I'll admit it, I have an IRC addiction, and IRC on a phone is pretty rough. Portable keyboards are mostly garbage, but the Palm Portable Keyboard (PPK) caught my eye. It's small enough to fit in a pocket, the plentiful keys feel good, you can pick them up on eBay for less than $10, and the folding mechanism is fun to play with. Sadly, the versions I like were never made with bluetooth or USB interfaces, so a little hacking is called for.
As there are no cheap bluetooth HID modules, and dealing with battery management would be a pain, my goal is to adapt the PPK as a generic USB HID keyboard using a small ATmega32U4-based board, with a total budget of around than $20.
The code is complete and I've written 3D-printable OpenSCAD designs for both types of PPKs, along with a part for holding the Arduino.
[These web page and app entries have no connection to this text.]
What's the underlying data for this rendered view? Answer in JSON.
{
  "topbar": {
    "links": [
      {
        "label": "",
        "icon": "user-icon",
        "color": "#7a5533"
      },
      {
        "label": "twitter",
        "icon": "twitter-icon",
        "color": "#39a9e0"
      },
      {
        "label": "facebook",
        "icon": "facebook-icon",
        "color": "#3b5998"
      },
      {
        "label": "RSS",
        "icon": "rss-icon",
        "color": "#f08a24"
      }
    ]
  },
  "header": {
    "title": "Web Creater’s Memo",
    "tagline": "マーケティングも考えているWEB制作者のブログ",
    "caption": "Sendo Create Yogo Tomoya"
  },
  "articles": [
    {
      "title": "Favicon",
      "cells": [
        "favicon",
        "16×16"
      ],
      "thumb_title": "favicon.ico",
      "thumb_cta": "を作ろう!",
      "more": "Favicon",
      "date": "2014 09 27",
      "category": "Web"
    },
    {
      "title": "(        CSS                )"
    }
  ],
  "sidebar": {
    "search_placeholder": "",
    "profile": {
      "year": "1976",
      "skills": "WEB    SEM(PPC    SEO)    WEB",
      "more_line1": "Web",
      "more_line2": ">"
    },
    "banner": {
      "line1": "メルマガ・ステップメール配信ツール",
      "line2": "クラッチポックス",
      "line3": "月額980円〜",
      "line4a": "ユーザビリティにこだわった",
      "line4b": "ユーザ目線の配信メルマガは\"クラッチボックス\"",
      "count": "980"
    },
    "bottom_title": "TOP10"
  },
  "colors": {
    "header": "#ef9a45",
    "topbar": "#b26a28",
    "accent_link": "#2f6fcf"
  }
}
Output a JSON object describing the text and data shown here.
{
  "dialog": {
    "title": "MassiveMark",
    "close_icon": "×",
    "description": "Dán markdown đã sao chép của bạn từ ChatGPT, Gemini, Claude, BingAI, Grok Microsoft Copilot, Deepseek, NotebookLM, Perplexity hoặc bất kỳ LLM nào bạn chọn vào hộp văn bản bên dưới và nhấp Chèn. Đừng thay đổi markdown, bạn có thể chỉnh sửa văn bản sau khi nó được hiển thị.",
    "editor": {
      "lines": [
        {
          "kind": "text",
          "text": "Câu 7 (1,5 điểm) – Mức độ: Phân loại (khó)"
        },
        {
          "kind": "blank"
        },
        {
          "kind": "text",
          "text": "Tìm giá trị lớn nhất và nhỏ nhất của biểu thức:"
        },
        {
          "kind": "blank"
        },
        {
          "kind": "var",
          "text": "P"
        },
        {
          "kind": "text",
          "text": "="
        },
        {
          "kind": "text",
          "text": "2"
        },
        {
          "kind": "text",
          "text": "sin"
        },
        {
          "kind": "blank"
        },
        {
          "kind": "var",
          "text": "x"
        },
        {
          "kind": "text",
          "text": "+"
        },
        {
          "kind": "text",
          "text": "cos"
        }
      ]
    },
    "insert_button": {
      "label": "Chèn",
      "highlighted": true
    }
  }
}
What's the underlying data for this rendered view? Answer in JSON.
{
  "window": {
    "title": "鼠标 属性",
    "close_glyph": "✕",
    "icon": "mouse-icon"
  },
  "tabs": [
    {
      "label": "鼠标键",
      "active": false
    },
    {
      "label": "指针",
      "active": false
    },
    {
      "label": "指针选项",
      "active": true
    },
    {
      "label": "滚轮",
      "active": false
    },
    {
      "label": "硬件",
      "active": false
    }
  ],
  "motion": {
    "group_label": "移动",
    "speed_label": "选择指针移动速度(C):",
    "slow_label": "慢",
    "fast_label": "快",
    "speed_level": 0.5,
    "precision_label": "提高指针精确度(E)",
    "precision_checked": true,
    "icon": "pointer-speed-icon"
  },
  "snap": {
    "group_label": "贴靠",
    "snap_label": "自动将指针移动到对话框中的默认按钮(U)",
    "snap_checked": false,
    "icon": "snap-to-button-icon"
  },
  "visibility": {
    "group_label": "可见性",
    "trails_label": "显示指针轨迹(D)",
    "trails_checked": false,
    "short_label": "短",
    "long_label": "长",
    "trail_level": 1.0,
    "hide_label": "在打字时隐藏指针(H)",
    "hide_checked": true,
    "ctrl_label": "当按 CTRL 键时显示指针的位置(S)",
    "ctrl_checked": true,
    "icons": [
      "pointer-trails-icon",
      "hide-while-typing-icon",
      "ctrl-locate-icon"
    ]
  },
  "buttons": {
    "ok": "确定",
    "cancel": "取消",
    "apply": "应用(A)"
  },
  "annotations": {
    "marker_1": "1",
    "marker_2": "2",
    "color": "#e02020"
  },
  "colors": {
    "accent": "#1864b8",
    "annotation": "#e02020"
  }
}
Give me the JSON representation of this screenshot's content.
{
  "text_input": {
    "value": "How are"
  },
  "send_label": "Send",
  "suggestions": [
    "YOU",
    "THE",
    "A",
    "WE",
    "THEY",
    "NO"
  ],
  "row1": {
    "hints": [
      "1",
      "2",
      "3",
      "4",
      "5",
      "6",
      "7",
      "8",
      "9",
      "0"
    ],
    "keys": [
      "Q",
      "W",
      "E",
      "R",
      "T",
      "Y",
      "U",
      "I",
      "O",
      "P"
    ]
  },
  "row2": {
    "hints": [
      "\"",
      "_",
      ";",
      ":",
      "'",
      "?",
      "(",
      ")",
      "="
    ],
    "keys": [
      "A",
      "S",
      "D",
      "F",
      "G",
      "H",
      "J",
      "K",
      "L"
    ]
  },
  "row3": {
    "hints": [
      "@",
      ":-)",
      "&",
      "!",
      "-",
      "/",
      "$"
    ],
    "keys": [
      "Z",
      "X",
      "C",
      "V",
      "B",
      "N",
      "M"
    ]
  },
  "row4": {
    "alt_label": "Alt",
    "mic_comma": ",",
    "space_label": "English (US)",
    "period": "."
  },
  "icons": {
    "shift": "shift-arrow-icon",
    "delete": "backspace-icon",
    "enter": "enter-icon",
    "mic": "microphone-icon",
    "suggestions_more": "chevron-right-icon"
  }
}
I've finished some basic documentation and assembly instructions. Code and implementation details are available on github.
The keyboard had several versions with different brandings and connectors for PDAs; I have and will test for the Palm versions with the dark grey metallic (3C10439) and the black plastic (P10713U) outer shells. These work with the simple 10-pin RS232-based interface of Palm Pilots at the time. A brief period of research led me to a number of very happy reviews from 1999 and a technical document from Think Outside detailing the exact pinout, serial protocol, and interfacing details (see link below). Notably, it's inverted TTL 9600n1, there's some handshaking necessary, there's a low power mode that needs to be managed, VCC can be 3.0-5.5V, the serial line depends on an external resistor, and the last page has all the key codes.
The keyboard's control circuitry is in the top of the center-right segment, and is underneath a plastic piece held down by three(?) screws and a strong piece of glue. Popping it open was rather difficult, and not really necessary, since the external interface is so friendly. Regardless, seeing the board and poking it with a multimeter confirmed expectations; it has a controller, a regulator, a pair of MOSFETs, and miscellaneous passives. One could hypothetically replace this board, but dealing with the size constraints and keyboard membrane doesn't seem worth it since we can easily use it as-is.
the pins of the Palm header, view from the front/top:
[NC] [VCC] [RXD] [RTS] [NC] [NC] [DCD] [NC] [NC] [GND]